### Source data
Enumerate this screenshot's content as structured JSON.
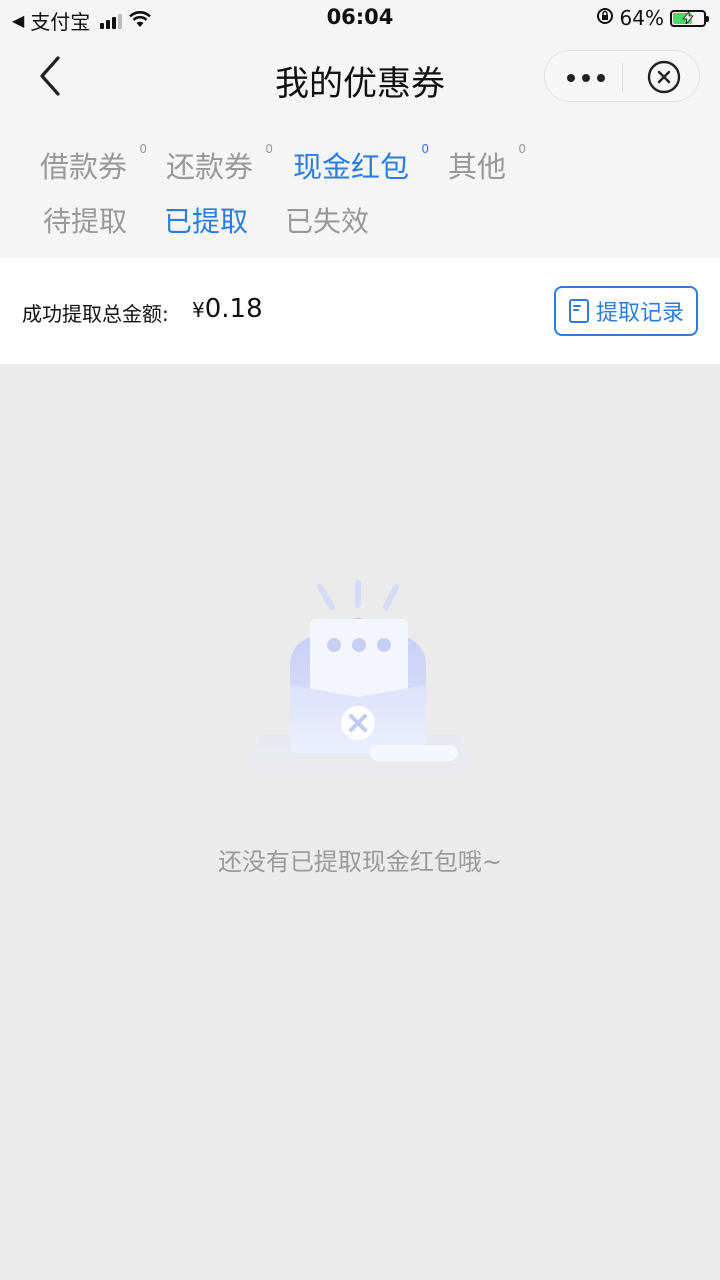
{
  "status_bar": {
    "app_name": "支付宝",
    "time": "06:04",
    "battery_percent": "64%",
    "battery_level": 0.64
  },
  "nav": {
    "title": "我的优惠券"
  },
  "tabs": [
    {
      "label": "借款券",
      "count": "0",
      "active": false
    },
    {
      "label": "还款券",
      "count": "0",
      "active": false
    },
    {
      "label": "现金红包",
      "count": "0",
      "active": true
    },
    {
      "label": "其他",
      "count": "0",
      "active": false
    }
  ],
  "subtabs": [
    {
      "label": "待提取",
      "active": false
    },
    {
      "label": "已提取",
      "active": true
    },
    {
      "label": "已失效",
      "active": false
    }
  ],
  "summary": {
    "label": "成功提取总金额:",
    "currency": "¥",
    "amount": "0.18",
    "record_button": "提取记录"
  },
  "empty_state": {
    "message": "还没有已提取现金红包哦~"
  },
  "colors": {
    "accent": "#2b7de0",
    "muted_text": "#999999",
    "page_bg": "#ebebeb",
    "header_bg": "#f5f5f5"
  }
}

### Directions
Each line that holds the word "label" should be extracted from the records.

### Solution to this problem
      "label": "借款券",
      "label": "还款券",
      "label": "现金红包",
      "label": "其他",
      "label": "待提取",
      "label": "已提取",
      "label": "已失效",
    "label": "成功提取总金额:",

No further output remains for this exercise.